> _Material provided_

━━━━━━━━━━━━━━━━━━━━

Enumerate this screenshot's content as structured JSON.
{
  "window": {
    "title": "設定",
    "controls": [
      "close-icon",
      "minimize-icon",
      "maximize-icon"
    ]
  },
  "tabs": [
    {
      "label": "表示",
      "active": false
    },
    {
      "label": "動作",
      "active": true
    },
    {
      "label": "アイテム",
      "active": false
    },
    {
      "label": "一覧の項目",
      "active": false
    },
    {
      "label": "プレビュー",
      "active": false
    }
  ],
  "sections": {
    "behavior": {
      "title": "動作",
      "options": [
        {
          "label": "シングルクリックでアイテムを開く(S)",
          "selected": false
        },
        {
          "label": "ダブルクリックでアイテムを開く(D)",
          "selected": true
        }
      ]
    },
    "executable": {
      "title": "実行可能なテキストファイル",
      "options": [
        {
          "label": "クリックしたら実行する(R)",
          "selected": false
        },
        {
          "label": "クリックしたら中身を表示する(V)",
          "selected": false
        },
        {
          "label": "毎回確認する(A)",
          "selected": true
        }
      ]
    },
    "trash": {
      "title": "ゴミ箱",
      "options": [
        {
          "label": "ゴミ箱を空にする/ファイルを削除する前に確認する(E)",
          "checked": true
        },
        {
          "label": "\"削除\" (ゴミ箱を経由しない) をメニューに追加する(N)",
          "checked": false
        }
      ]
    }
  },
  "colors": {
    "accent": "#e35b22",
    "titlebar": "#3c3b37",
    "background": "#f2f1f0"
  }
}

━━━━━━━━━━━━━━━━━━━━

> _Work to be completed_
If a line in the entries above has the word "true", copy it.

> _Response to this exercise_
      "active": true
          "selected": true
          "selected": true
          "checked": true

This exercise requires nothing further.